I’ll leave the policy issue of whether the economy needs bubbles to another post. What I want to do today is test an implication of this theory – which is that, if it is true, private debt has been economically significant not just since the crisis, but since as early as the 1980s.
But here comes the duck-woman comparison: this can’t have been true for all time, since no-one is arguing that the economy has always been suffering secular stagnation. There were obvious times – like the 1950s and 1960s (and to some extent the 1920s too), when the economy was going gangbusters. So there must be some time when private debt didn’t matter – when the “natural rate of interest” was above zero. From then on, debt mattered, but the phenomenon was hidden by bubbles.
Krugman leans in precisely this direction in his post:
One way to quantify this is, I think, to look at household debt. Here’s the ratio of household debt to GDP since the 50s:
Figure 3: Ratio of household debt to GDP
There was a sharp increase in the ratio after World War II, but from a low base, as families moved to the suburbs and all that. Then there were about 25 years of rough stability, from 1960 to around 1985. After that, however, household debt rose rapidly and inexorably, until the crisis struck. (Krugman)
So let’s test this theory – let’s see whether the woman weighs the same as a duck – by looking at the relationship between private debt and the macroeconomy over time.
Figure 4 extends Krugman’s chart by including business sector debt as well (click here to see how this data was compiled – as well as a longer term estimate for US debt that extends back to 1834: the data is downloadable from here).
Figure 4: Total private sector debt to GDP ratio
Now let’s look at the annual change in private sector debt (divided by GDP), and plot the unemployment rate against it in recent years – from 1990 till now (see Figure 5). Sure enough, there’s an incredibly high correlation: -0.96. Maybe the woman does weigh as much as a duck!

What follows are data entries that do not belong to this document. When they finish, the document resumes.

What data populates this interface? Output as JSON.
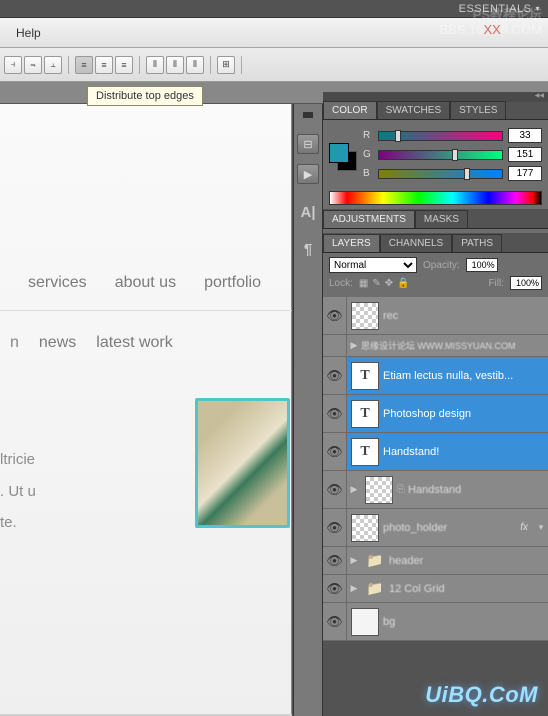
{
  "topbar": {
    "workspace": "ESSENTIALS"
  },
  "watermarks": {
    "w1": "PS教程论坛",
    "w2a": "BBS.16",
    "w2b": "XX",
    "w2c": "8.COM",
    "w3": "UiBQ.CoM"
  },
  "menu": {
    "help": "Help"
  },
  "tooltip": "Distribute top edges",
  "canvas": {
    "nav_main": [
      "services",
      "about us",
      "portfolio"
    ],
    "nav_sub": [
      "n",
      "news",
      "latest work"
    ],
    "hero_lines": [
      "ltricie",
      ". Ut u",
      "te."
    ]
  },
  "color": {
    "tabs": [
      "COLOR",
      "SWATCHES",
      "STYLES"
    ],
    "channels": [
      {
        "label": "R",
        "value": "33",
        "thumb_pct": 13
      },
      {
        "label": "G",
        "value": "151",
        "thumb_pct": 59
      },
      {
        "label": "B",
        "value": "177",
        "thumb_pct": 69
      }
    ]
  },
  "adjustments": {
    "tabs": [
      "ADJUSTMENTS",
      "MASKS"
    ]
  },
  "layers": {
    "tabs": [
      "LAYERS",
      "CHANNELS",
      "PATHS"
    ],
    "blend_mode": "Normal",
    "opacity_label": "Opacity:",
    "opacity": "100%",
    "lock_label": "Lock:",
    "fill_label": "Fill:",
    "fill": "100%",
    "items": [
      {
        "name": "rec",
        "selected": false,
        "type": "checker"
      },
      {
        "name": "思缘设计论坛  WWW.MISSYUAN.COM",
        "selected": false,
        "type": "watermark"
      },
      {
        "name": "Etiam lectus nulla, vestib...",
        "selected": true,
        "type": "text"
      },
      {
        "name": "Photoshop design",
        "selected": true,
        "type": "text"
      },
      {
        "name": "Handstand!",
        "selected": true,
        "type": "text"
      },
      {
        "name": "Handstand",
        "selected": false,
        "type": "smart"
      },
      {
        "name": "photo_holder",
        "selected": false,
        "type": "checker",
        "fx": "fx"
      },
      {
        "name": "header",
        "selected": false,
        "type": "folder"
      },
      {
        "name": "12 Col Grid",
        "selected": false,
        "type": "folder"
      },
      {
        "name": "bg",
        "selected": false,
        "type": "solid"
      }
    ]
  }
}
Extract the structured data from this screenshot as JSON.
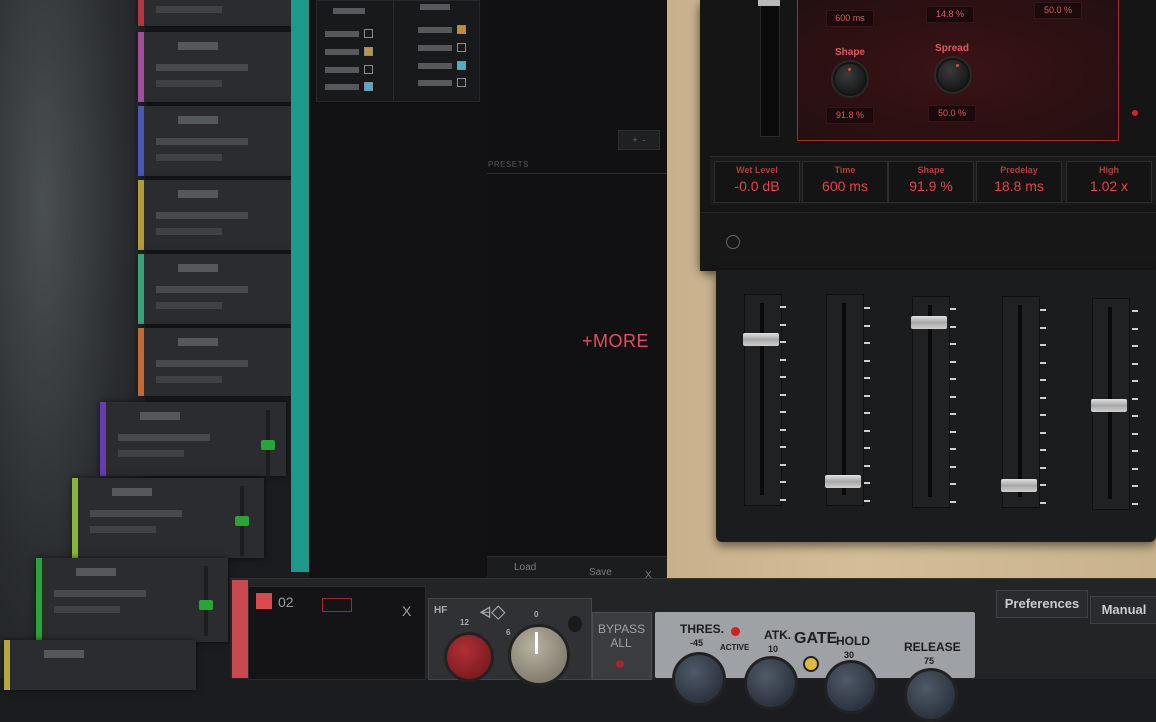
{
  "more_link": "+MORE",
  "reverb": {
    "top_values": [
      "600 ms",
      "14.8 %",
      "50.0 %"
    ],
    "knobs": [
      {
        "label": "Shape",
        "value": "91.8 %"
      },
      {
        "label": "Spread",
        "value": "50.0 %"
      }
    ],
    "params": [
      {
        "label": "Wet Level",
        "value": "-0.0 dB"
      },
      {
        "label": "Time",
        "value": "600 ms"
      },
      {
        "label": "Shape",
        "value": "91.9 %"
      },
      {
        "label": "Predelay",
        "value": "18.8 ms"
      },
      {
        "label": "High",
        "value": "1.02 x"
      }
    ]
  },
  "eq_sliders": {
    "levels": [
      0.8,
      0.06,
      0.9,
      0.05,
      0.48
    ]
  },
  "presets": {
    "header": "PRESETS",
    "load_label": "Load",
    "save_label": "Save",
    "close_label": "X"
  },
  "bottom_bar": {
    "preferences_label": "Preferences",
    "manual_label": "Manual",
    "track_name": "02",
    "track_close": "X",
    "hf_label": "HF",
    "bypass_label": "BYPASS\nALL",
    "thres_label": "THRES.",
    "thres_value": "-45",
    "active_label": "ACTIVE",
    "atk_label": "ATK.",
    "atk_value": "10",
    "gate_label": "GATE",
    "hold_label": "HOLD",
    "hold_value": "30",
    "release_label": "RELEASE",
    "release_value": "75",
    "scale_12": "12",
    "scale_0": "0",
    "scale_6": "6"
  },
  "colors": {
    "accent_red": "#ec3f45",
    "more_pink": "#e84a65",
    "teal": "#1e9a8c"
  }
}
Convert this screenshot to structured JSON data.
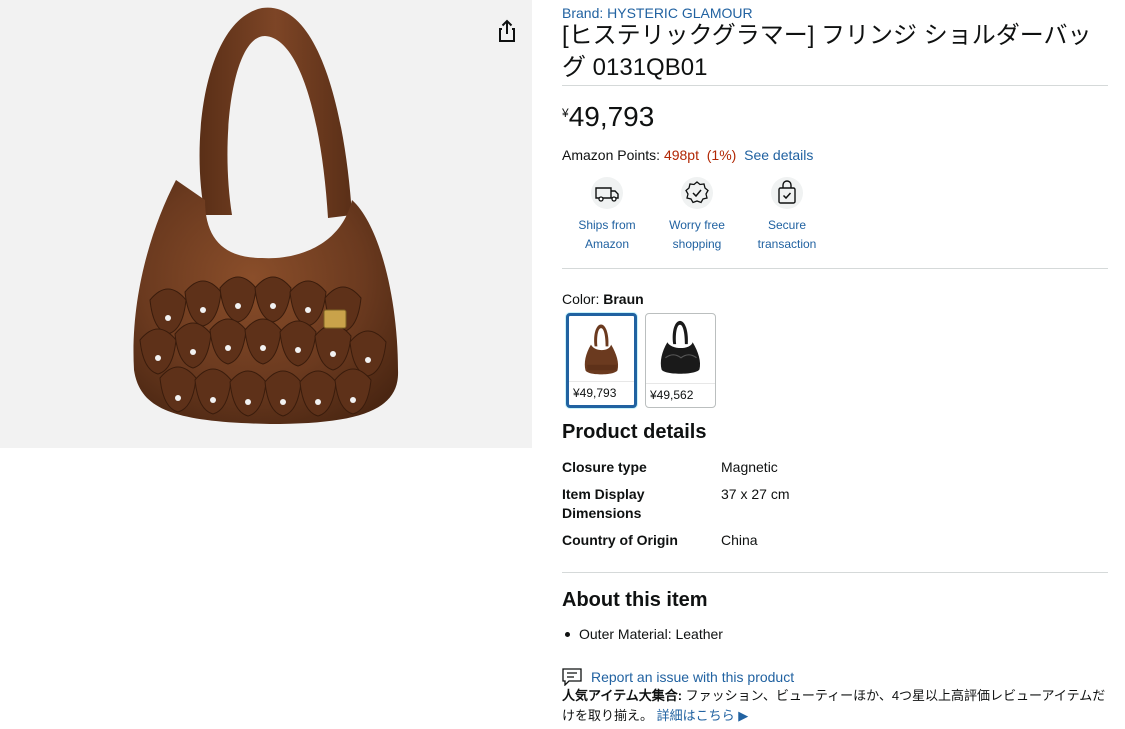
{
  "product": {
    "brand": "Brand: HYSTERIC GLAMOUR",
    "title": "[ヒステリックグラマー] フリンジ ショルダーバッグ 0131QB01",
    "price_symbol": "¥",
    "price": "49,793"
  },
  "points": {
    "label": "Amazon Points: ",
    "value": "498pt",
    "percent": "(1%)",
    "link": "See details"
  },
  "badges": [
    {
      "label": "Ships from Amazon",
      "icon": "delivery-van-icon"
    },
    {
      "label": "Worry free shopping",
      "icon": "badge-check-icon"
    },
    {
      "label": "Secure transaction",
      "icon": "secure-bag-icon"
    }
  ],
  "color": {
    "label": "Color: ",
    "selected": "Braun",
    "options": [
      {
        "price": "¥49,793",
        "color": "#6b3a1f",
        "selected": true
      },
      {
        "price": "¥49,562",
        "color": "#1a1a1a",
        "selected": false
      }
    ]
  },
  "details": {
    "heading": "Product details",
    "rows": [
      {
        "label": "Closure type",
        "value": "Magnetic"
      },
      {
        "label": "Item Display Dimensions",
        "value": "37 x 27 cm"
      },
      {
        "label": "Country of Origin",
        "value": "China"
      }
    ]
  },
  "about": {
    "heading": "About this item",
    "bullets": [
      "Outer Material: Leather"
    ]
  },
  "report": {
    "label": "Report an issue with this product"
  },
  "promo": {
    "bold": "人気アイテム大集合:",
    "text": " ファッション、ビューティーほか、4つ星以上高評価レビューアイテムだけを取り揃え。 ",
    "link": "詳細はこちら ▶"
  },
  "colors": {
    "link": "#2162a1",
    "points": "#b12704",
    "selected_border": "#2162a1",
    "bag_brown": "#6b3a1f"
  }
}
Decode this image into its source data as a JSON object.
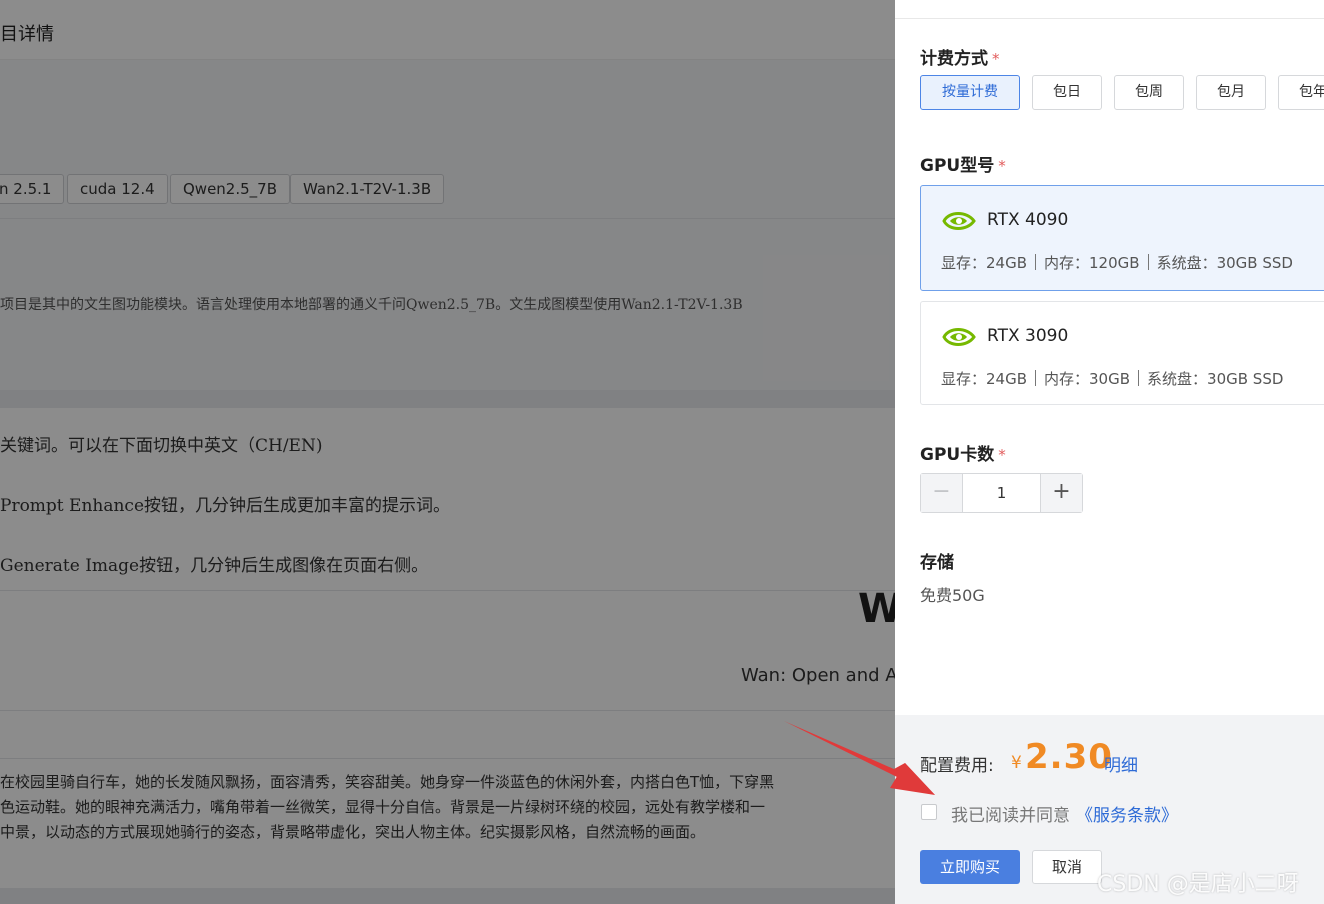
{
  "background_page": {
    "title": "目详情",
    "tags": [
      "n 2.5.1",
      "cuda 12.4",
      "Qwen2.5_7B",
      "Wan2.1-T2V-1.3B"
    ],
    "description": "项目是其中的文生图功能模块。语言处理使用本地部署的通义千问Qwen2.5_7B。文生成图模型使用Wan2.1-T2V-1.3B",
    "steps": [
      "关键词。可以在下面切换中英文（CH/EN)",
      "Prompt Enhance按钮，几分钟后生成更加丰富的提示词。",
      "Generate Image按钮，几分钟后生成图像在页面右侧。"
    ],
    "app_title_partial": "Wa",
    "app_subtitle_partial": "Wan: Open and Ad",
    "prompt_lines": [
      "在校园里骑自行车，她的长发随风飘扬，面容清秀，笑容甜美。她身穿一件淡蓝色的休闲外套，内搭白色T恤，下穿黑",
      "色运动鞋。她的眼神充满活力，嘴角带着一丝微笑，显得十分自信。背景是一片绿树环绕的校园，远处有教学楼和一",
      "中景，以动态的方式展现她骑行的姿态，背景略带虚化，突出人物主体。纪实摄影风格，自然流畅的画面。"
    ]
  },
  "drawer": {
    "billing": {
      "label": "计费方式",
      "required_mark": "*",
      "options": [
        "按量计费",
        "包日",
        "包周",
        "包月",
        "包年"
      ],
      "selected": "按量计费"
    },
    "gpu_model": {
      "label": "GPU型号",
      "required_mark": "*",
      "cards": [
        {
          "name": "RTX 4090",
          "vram": "显存：24GB",
          "ram": "内存：120GB",
          "disk": "系统盘：30GB SSD",
          "selected": true
        },
        {
          "name": "RTX 3090",
          "vram": "显存：24GB",
          "ram": "内存：30GB",
          "disk": "系统盘：30GB SSD",
          "selected": false
        }
      ]
    },
    "gpu_count": {
      "label": "GPU卡数",
      "required_mark": "*",
      "value": "1",
      "minus": "−",
      "plus": "+"
    },
    "storage": {
      "label": "存储",
      "value": "免费50G"
    },
    "footer": {
      "fee_label": "配置费用:",
      "currency": "¥",
      "amount": "2.30",
      "detail_link": "明细",
      "agree_text": "我已阅读并同意",
      "terms_link": "《服务条款》",
      "buy_button": "立即购买",
      "cancel_button": "取消"
    }
  },
  "watermark": "CSDN @是店小二呀",
  "colors": {
    "primary": "#4a7fe0",
    "price": "#f08a24",
    "nvidia_green": "#76b900",
    "annotation_arrow": "#e03a3a"
  }
}
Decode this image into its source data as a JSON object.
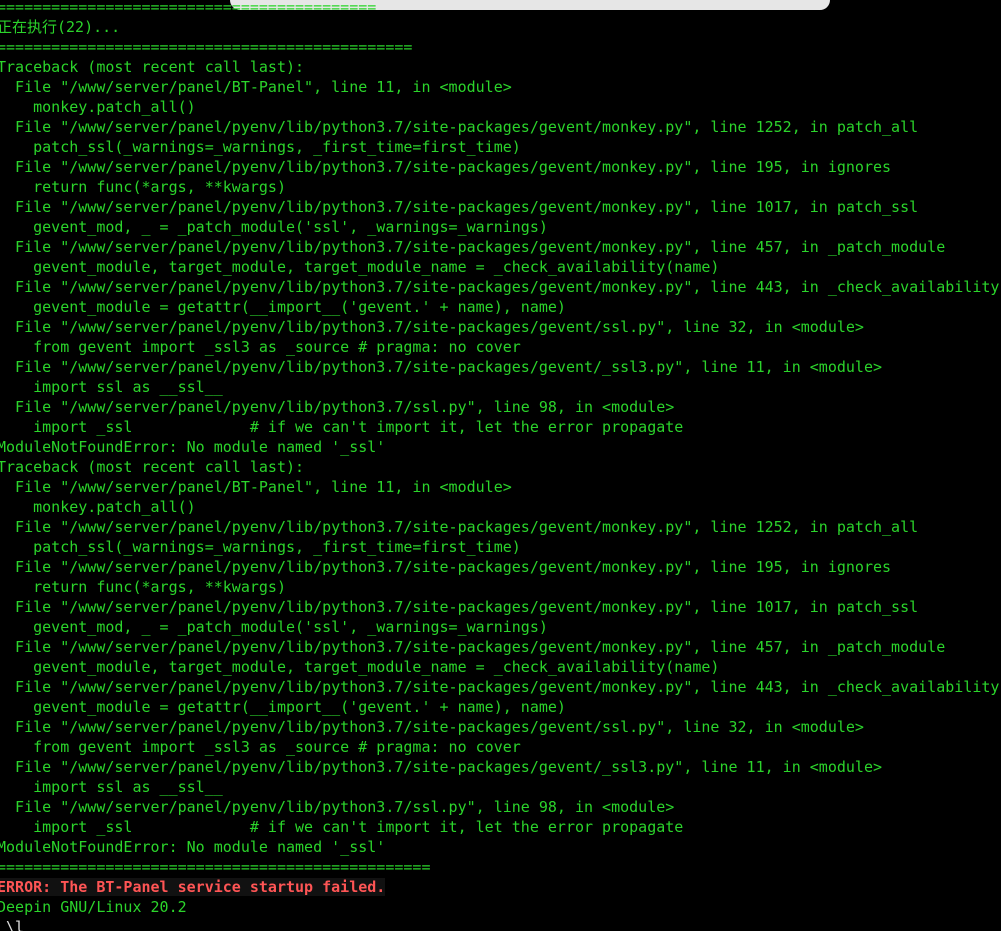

Figure 5: Debt matters since 1990
But let’s continue weighing. The “secular stagnation masked by a bubble” argument surely doesn’t apply to the 1950s, when technological capability and population were both growing rapidly. So according to the standard argument, there should be no correlation between change in debt and unemployment back then, right?
Figure 6: Debt matters in the 1950s too
Wrong. The correlation is a lot lower, but then so was the private debt level: between 50 and 70 per cent of GDP back then, versus 120-180 per cent from 1990 till now. Maybe the woman weighs more than a duck – and therefore isn’t a witch.
How about over the recorded history of unemployment in the USA – which begins in 1890?
Figure 7: Change in debt and unemployment correlate over the long term
Hmmm. Correlation coefficient of -0.51 over 130 years. It looks like the change in debt matters all the time.
That’s the case I’ve been making, as a proponent of Minsky’s Financial Instability Hypothesis, for about 30 years, but I’ve been ignored by Neoclassical logicians because of the “one person’s asset is another person’s liability” argument.
The Pythonesque aspect of this Neoclassical logic is that it ignores the fact that banks behave very differently to persons. Krugman calls people who think bank lending is significantly different to individual lending “banking mystics”, but the data indicates that people who ignore banks in their macroeconomics may in fact be “barter mystics”. The evidence contradicts Neoclassical logic, so the logic must be at fault – as it was in Monty Python and the Holy Grail.
Oh, and if you haven’t seen the movie, Bedevere’s logic didn’t do the woman any good: his scales were as wonky as his logic. Rather like economic theory.